## What is needed
Which of the lines in the data below contain the string "night"? Copy each of them.

## Collected data

────────────────────────────────────────

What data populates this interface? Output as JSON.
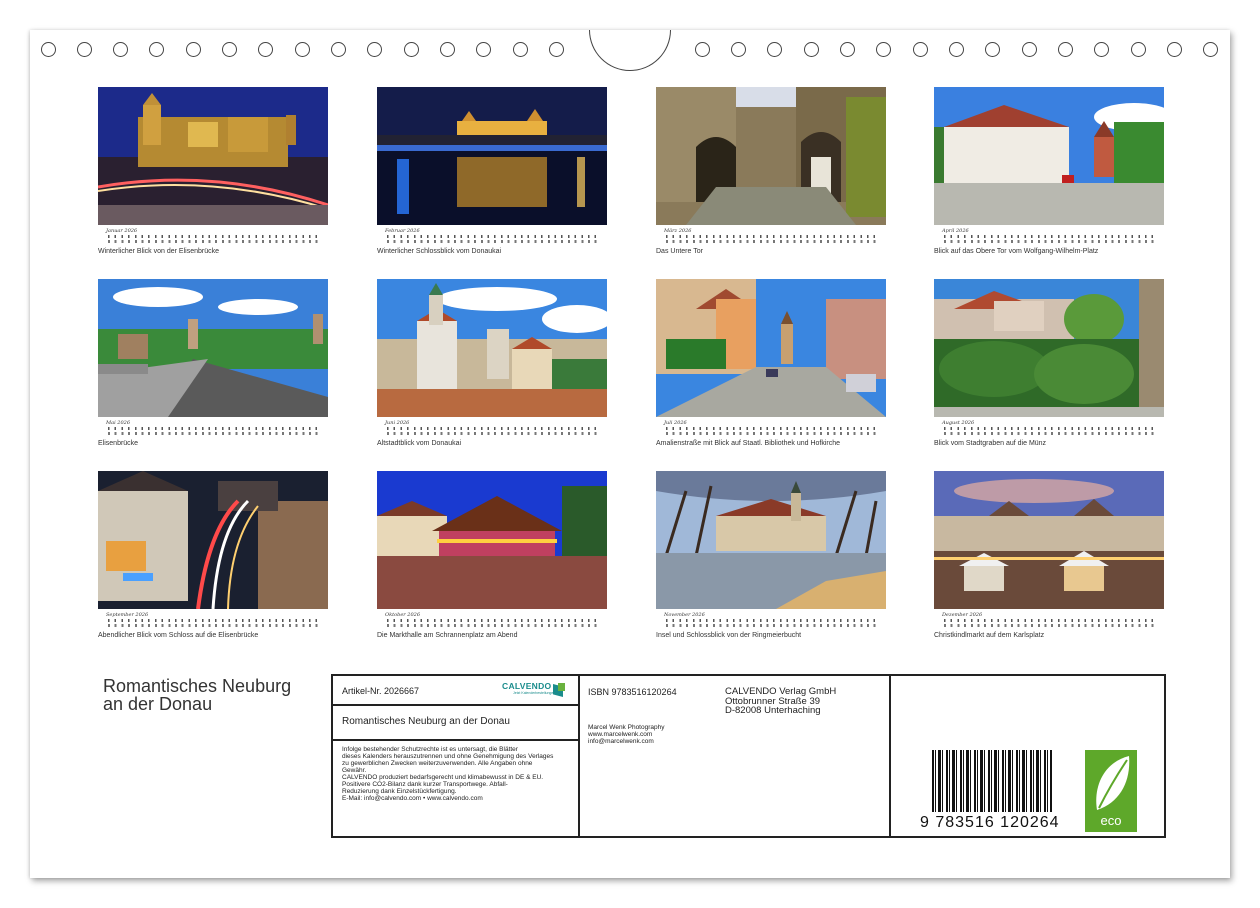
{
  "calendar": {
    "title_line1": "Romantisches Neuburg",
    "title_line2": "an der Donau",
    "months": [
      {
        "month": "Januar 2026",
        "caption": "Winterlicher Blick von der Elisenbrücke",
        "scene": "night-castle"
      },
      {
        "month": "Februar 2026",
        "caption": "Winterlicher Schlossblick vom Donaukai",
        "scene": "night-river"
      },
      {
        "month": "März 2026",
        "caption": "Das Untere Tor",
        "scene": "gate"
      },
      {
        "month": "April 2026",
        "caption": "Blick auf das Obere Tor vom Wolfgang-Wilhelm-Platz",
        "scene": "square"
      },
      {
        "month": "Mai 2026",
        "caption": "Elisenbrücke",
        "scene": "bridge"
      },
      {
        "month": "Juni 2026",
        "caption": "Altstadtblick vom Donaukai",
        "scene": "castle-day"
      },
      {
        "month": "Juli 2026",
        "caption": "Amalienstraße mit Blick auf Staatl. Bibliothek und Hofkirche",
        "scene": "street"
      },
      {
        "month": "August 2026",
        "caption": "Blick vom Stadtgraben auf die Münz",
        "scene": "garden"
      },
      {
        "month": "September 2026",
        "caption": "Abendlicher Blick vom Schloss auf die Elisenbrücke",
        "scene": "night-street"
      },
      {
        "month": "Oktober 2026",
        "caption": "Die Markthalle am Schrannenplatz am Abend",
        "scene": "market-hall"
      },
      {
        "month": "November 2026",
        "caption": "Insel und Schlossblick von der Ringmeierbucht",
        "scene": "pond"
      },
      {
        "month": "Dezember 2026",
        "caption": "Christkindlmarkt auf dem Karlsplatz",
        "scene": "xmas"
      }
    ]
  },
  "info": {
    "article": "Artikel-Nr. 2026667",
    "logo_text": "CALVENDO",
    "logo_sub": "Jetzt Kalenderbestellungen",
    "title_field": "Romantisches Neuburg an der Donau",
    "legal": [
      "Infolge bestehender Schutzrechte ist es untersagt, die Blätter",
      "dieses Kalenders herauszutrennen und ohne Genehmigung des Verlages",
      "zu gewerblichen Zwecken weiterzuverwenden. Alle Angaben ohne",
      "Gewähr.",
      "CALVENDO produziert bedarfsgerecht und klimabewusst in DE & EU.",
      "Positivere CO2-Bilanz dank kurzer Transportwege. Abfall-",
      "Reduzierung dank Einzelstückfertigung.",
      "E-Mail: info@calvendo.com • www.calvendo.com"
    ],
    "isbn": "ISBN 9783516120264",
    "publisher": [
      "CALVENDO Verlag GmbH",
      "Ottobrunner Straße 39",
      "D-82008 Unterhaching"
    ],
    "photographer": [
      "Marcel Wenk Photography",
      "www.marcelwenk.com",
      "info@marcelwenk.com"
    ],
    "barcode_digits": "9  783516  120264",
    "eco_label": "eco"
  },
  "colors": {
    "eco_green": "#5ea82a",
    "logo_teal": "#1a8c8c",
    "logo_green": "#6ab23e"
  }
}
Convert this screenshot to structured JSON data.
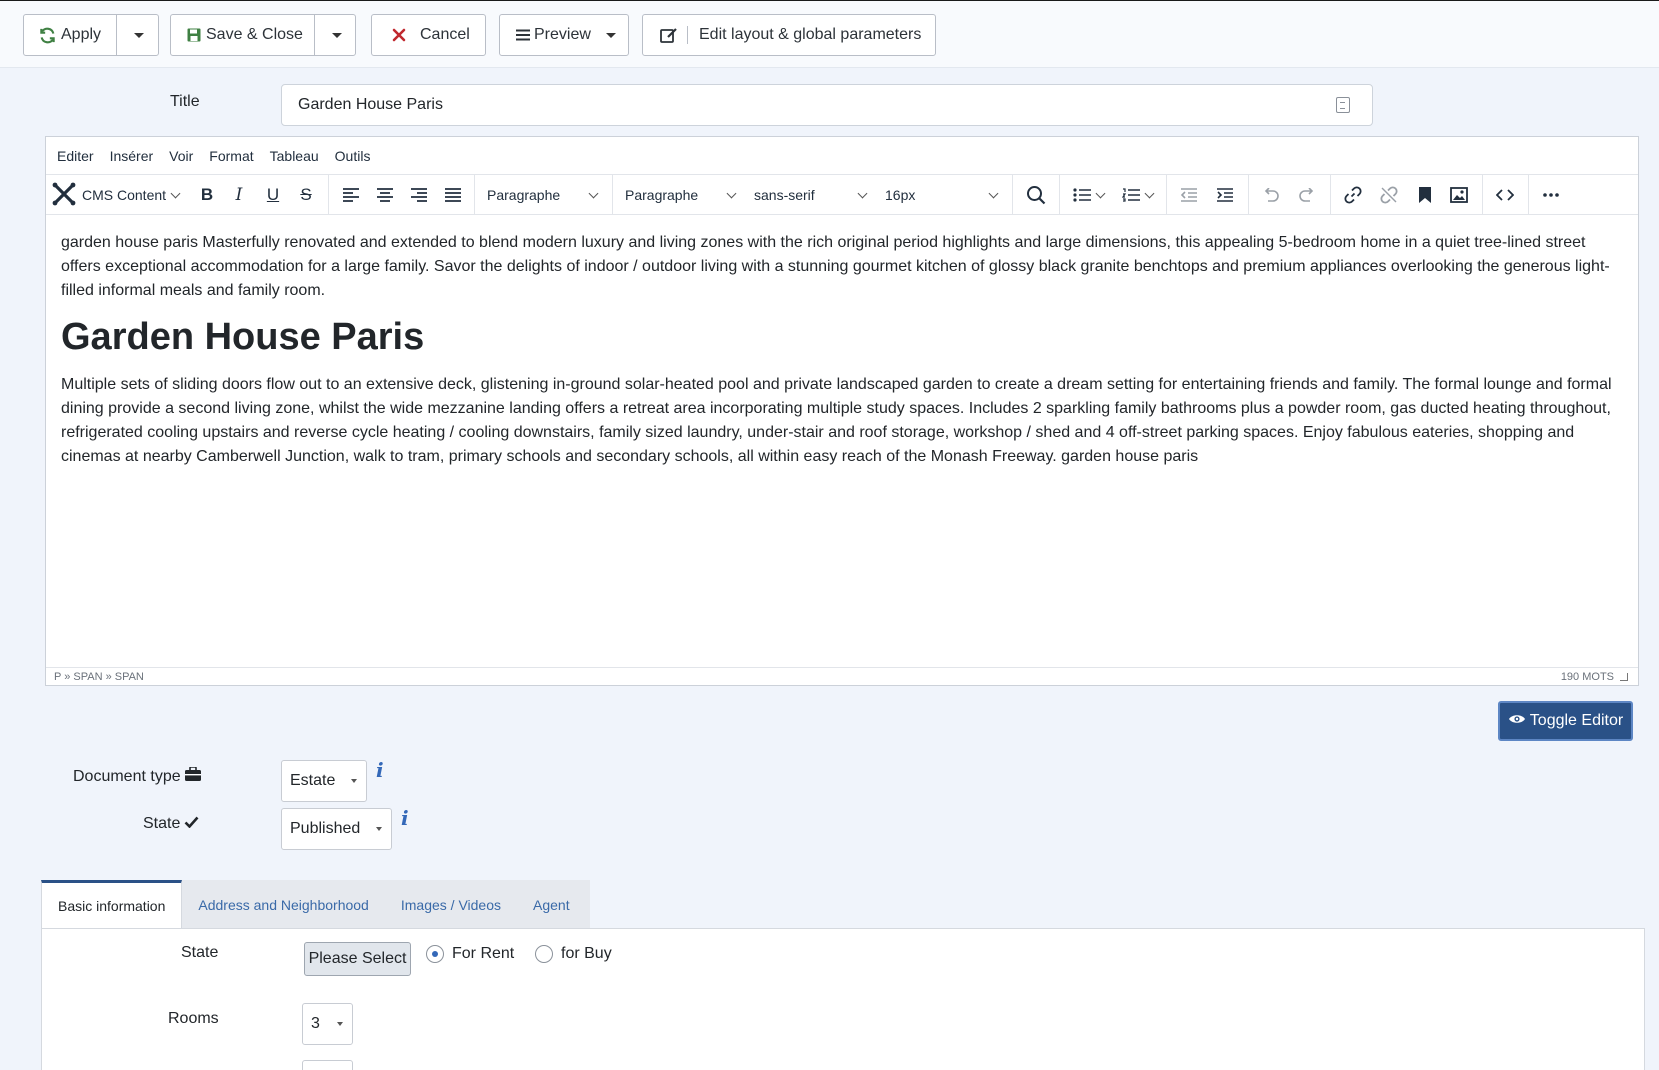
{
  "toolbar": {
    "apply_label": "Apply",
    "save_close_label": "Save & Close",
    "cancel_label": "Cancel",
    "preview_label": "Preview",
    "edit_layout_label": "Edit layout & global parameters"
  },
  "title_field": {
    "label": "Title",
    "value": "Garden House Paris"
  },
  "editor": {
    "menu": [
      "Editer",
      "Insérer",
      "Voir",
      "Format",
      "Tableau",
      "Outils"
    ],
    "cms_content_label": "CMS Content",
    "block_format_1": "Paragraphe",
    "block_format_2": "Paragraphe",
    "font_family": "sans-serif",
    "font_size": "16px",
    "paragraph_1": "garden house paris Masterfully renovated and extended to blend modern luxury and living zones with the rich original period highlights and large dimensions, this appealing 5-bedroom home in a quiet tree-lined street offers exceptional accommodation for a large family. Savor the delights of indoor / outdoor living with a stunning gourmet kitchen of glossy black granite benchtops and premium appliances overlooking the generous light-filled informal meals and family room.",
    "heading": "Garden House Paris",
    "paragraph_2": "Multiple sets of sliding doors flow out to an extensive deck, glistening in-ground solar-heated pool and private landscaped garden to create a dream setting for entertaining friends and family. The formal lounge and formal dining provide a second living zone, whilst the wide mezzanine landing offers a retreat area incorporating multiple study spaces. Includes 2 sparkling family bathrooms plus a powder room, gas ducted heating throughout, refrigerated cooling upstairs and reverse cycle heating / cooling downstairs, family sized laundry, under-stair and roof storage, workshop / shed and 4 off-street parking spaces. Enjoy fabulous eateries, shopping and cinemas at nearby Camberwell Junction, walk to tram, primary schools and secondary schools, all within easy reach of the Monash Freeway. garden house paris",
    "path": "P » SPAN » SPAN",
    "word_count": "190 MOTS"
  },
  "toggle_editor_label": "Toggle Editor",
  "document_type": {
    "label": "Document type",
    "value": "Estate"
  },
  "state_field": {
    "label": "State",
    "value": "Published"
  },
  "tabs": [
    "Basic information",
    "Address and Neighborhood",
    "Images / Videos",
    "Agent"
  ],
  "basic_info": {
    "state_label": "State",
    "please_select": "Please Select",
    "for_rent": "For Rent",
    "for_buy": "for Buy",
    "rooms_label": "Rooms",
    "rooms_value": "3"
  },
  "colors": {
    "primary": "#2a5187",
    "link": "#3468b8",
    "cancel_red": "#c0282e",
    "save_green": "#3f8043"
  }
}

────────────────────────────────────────

## Expected answer
        "scene": "night-castle"
        "scene": "night-river"
        "scene": "night-street"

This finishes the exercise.